Holland Hall students typically have 18 modules each day with a class consisting of two to three twenty-two minute modules. The administrator of each class decides whether to take two or three mods for his or her class. Students begin each day at 8:00am in a morning meeting which ends at 8:20am. This module is similar to Casady’s chapel period; Holland Hall students are informed of the daily ongoings during this morning meeting. However, unlike Casady’s schedule, Holland Hall begins later on Wednesdays at 8:45am. Dr. Wardrop also stated that Holland Hall does not have bells to declare when a class ends or begins; this change is also coming to Casady next year along with the new schedule. When asked if not having bells served as a hindrance in the functionality of getting from class to class, Dr. Wardrop conveyed that classes ran quite smoothly and on time “without the jarring of the bells.” Another distinct feature of Holland Hall’s schedule is that seniors have the ability to check out of school for multiple free modules throughout the day.
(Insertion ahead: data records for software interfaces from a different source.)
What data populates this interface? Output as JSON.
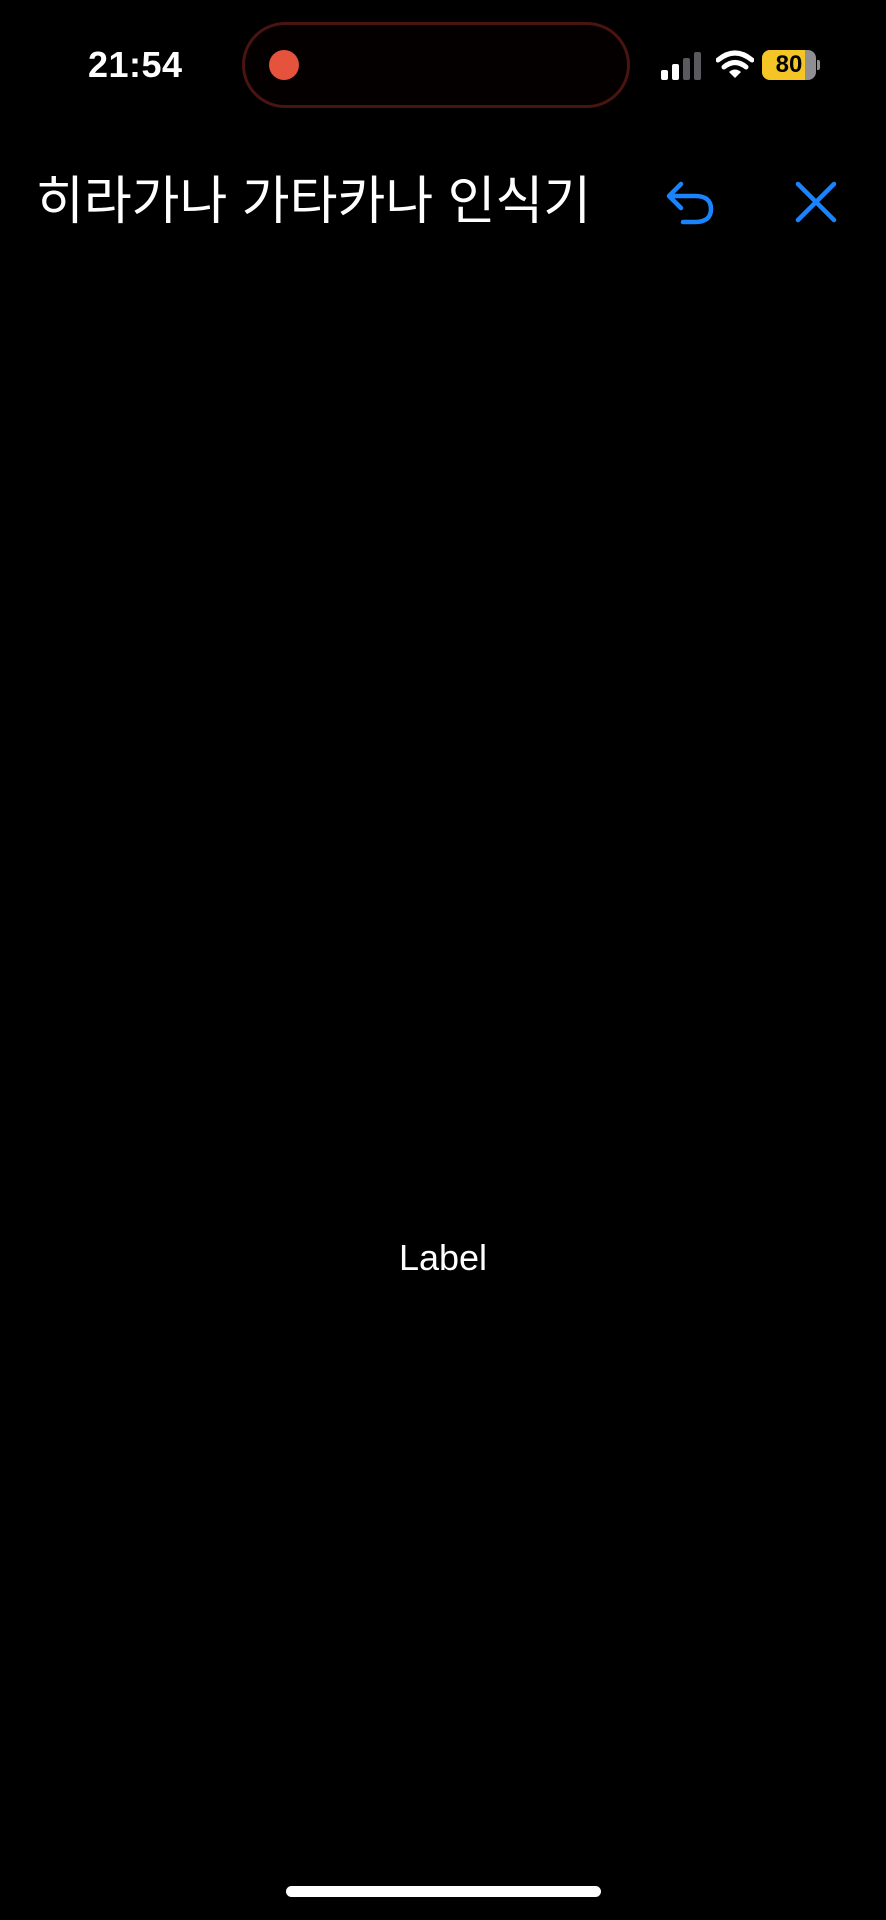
{
  "status_bar": {
    "time": "21:54",
    "recording_indicator_color": "#e5533c",
    "signal_icon": "cellular-signal-icon",
    "wifi_icon": "wifi-icon",
    "battery_percent": 80,
    "battery_label": "80",
    "battery_color": "#f5c425"
  },
  "nav": {
    "title": "히라가나 가타카나 인식기",
    "undo_icon": "undo-arrow-icon",
    "close_icon": "close-x-icon",
    "accent_color": "#1a84ff"
  },
  "main": {
    "label": "Label"
  }
}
This is an especially interesting feature considering that Casady Upper Division students next year will also have multiple periods of free time on certain days when teachers do not use the X period.

Along with Holland Hall’s unique modular schedule comes a different approach to teaching classes. Dr. Wardrop observed that its signature American Studies course that is taken by all juniors combines traditional English and History courses into one collaborative class with two instructors. Students in this course engage in a variety of educational activities from Harkness discussions to creating their own podcasts. They also interact in kinesthetic learning activities such as performing plays to learn course material. The two administrators seem to incorporate their ideas and plans to create “a really neat dynamic […] with individuals who bring two very different  perspectives,” Dr. Wardrop explained.

Although, there are many differences between Holland Hall’s modular schedule and Casady’s incoming schedule, there seems to be some similarities in the opportunities both programs offer to students and faculty members. Perhaps with Casady’s incoming schedule, teachers will have more freedom to collaborate with each other to create an interactive learning environment for students. The new schedule could allow students to learn how to manage their time wisely, and also give them more freedom to learn from teachers just as Holland Hall students may do with their modular schedule.